Your browser is no longer supported

For the best possible experience using our website we recommend you upgrade to a newer version or another browser.

Your browser appears to have cookies disabled. For the best experience of this website, please enable cookies in your browser

We'll assume we have your consent to use cookies, for example so you won't need to log in each time you visit our site.
Learn more

Fears over pace of LGA reform

  • Comment
Delays in the Local Government Association’s radical restructuring risk paralysing the Improvement & Development Agency, senior figures have warned.

A letter has been sent by Ian Swithenbank (Lab) and Nick Skellet (Con) the chair and vice-chair of the IDeA respectively to LGA chief executive Paul Coen , raising concerns about how the development strategy could hamper the agency.
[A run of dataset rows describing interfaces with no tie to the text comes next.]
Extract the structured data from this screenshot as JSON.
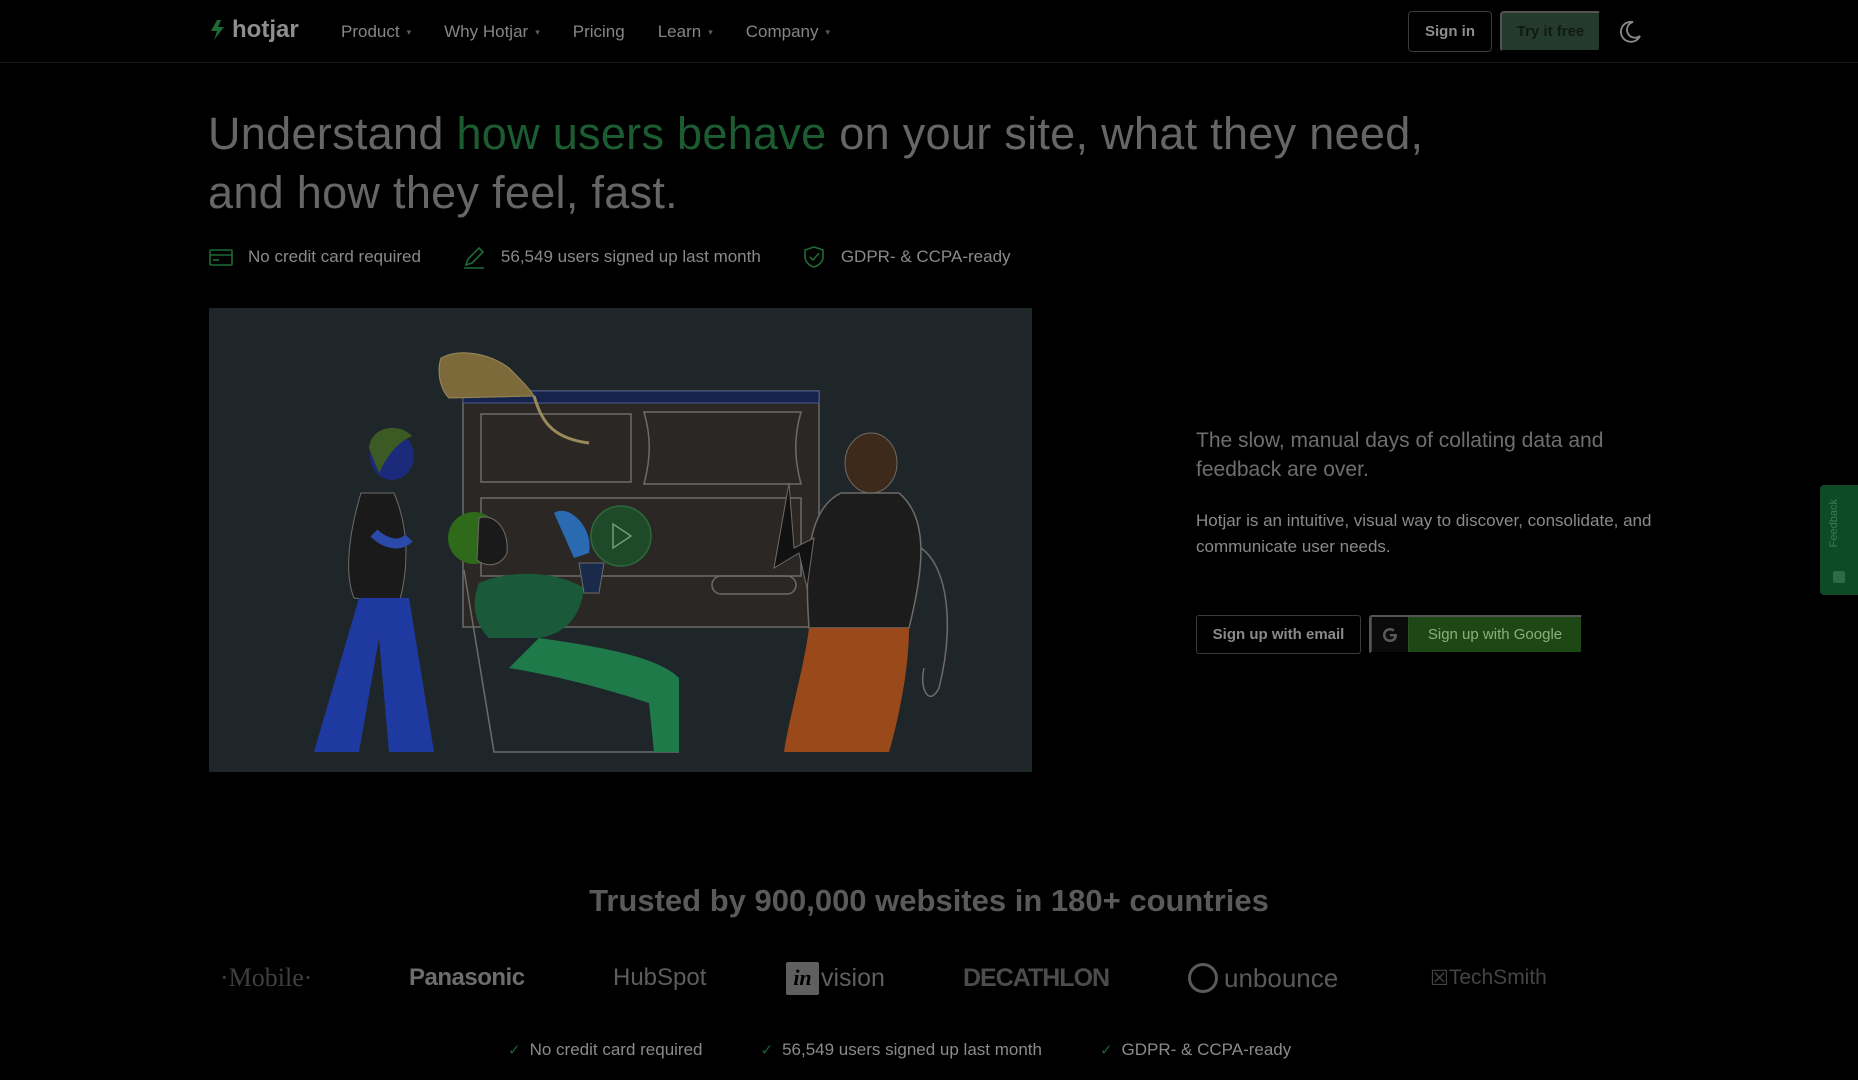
{
  "nav": {
    "logo_text": "hotjar",
    "links": [
      {
        "label": "Product",
        "has_caret": true
      },
      {
        "label": "Why Hotjar",
        "has_caret": true
      },
      {
        "label": "Pricing",
        "has_caret": false
      },
      {
        "label": "Learn",
        "has_caret": true
      },
      {
        "label": "Company",
        "has_caret": true
      }
    ],
    "signin_label": "Sign in",
    "try_label": "Try it free",
    "theme_icon": "moon-icon"
  },
  "hero": {
    "headline_pre": "Understand ",
    "headline_accent": "how users behave",
    "headline_post": " on your site, what they need, and how they feel, fast.",
    "badges": [
      {
        "icon": "credit-card-icon",
        "label": "No credit card required"
      },
      {
        "icon": "pencil-icon",
        "label": "56,549 users signed up last month"
      },
      {
        "icon": "shield-check-icon",
        "label": "GDPR- & CCPA-ready"
      }
    ],
    "video_icon": "play-icon",
    "side_title": "The slow, manual days of collating data and feedback are over.",
    "side_text": "Hotjar is an intuitive, visual way to discover, consolidate, and communicate user needs.",
    "signup_email_label": "Sign up with email",
    "signup_google_label": "Sign up with Google"
  },
  "feedback_tab": {
    "label": "Feedback"
  },
  "trusted": {
    "title": "Trusted by 900,000 websites in 180+ countries",
    "logos": {
      "tmobile": "·Mobile·",
      "panasonic": "Panasonic",
      "hubspot": "HubSpot",
      "invision_box": "in",
      "invision_text": "vision",
      "decathlon": "DECATHLON",
      "unbounce": "unbounce",
      "techsmith": "TechSmith"
    }
  },
  "bottom_badges": [
    "No credit card required",
    "56,549 users signed up last month",
    "GDPR- & CCPA-ready"
  ],
  "colors": {
    "background": "#000000",
    "accent_green": "#1c5c32",
    "google_button": "#1d4816",
    "video_bg": "#1f262a"
  }
}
Cllr Swithenbank told LGC he was unable to start the search for a replacement for the agency’s outgoing executive director Lucy de Groot until he knew how the post would fit in with the restructure. Under the plan, the IDeA and other bodies in the ‘local government family’ will be brought in-house to the LGA.

“We need the LGA to give us an indication of the terms and conditions and salary levels so I can advertise the job preferably while Lucy is still around,” he said. “I’m not saying it is damaging to the agency, but it certainly doesn’t help morale.”

Ms de Groot will leave the IDeA in the spring and Cllr Swithenbank said he would be “disappointed” if progress had not been made by Christmas.

With group leaders already dissatisfied with senior officers’ handling of the Icelandic banking crisis, one senior LGA source described the atmosphere at Local Government House as “febrile”.

“Everyone is edgy and wondering what’s going to happen next,” he said. “There are grave concerns linked to the slowness of the review. We don’t know the cause but we certainly can’t see any signs of progress.”

Edward Lord (Lib Dem), the chair of the LGA members’ task group which is overseeing the development strategy, said: “I am not unhappy with the speed of travel at the moment but we must make sure we do keep a reasonable pace.”

The row comes as attention is turning to a general election which is likely to place the association’s cross-party alliance under strain.

According to an LGA office holders’ group report, the association needed “to have sight of the issues which may expose fault-lines within our cross-party approach and a sense of how we handle those”.

  • Comment

Have your say

You must sign in to make a comment

Please remember that the submission of any material is governed by our Terms and Conditions and by submitting material you confirm your agreement to these Terms and Conditions.

Links may be included in your comments but HTML is not permitted.

Related Jobs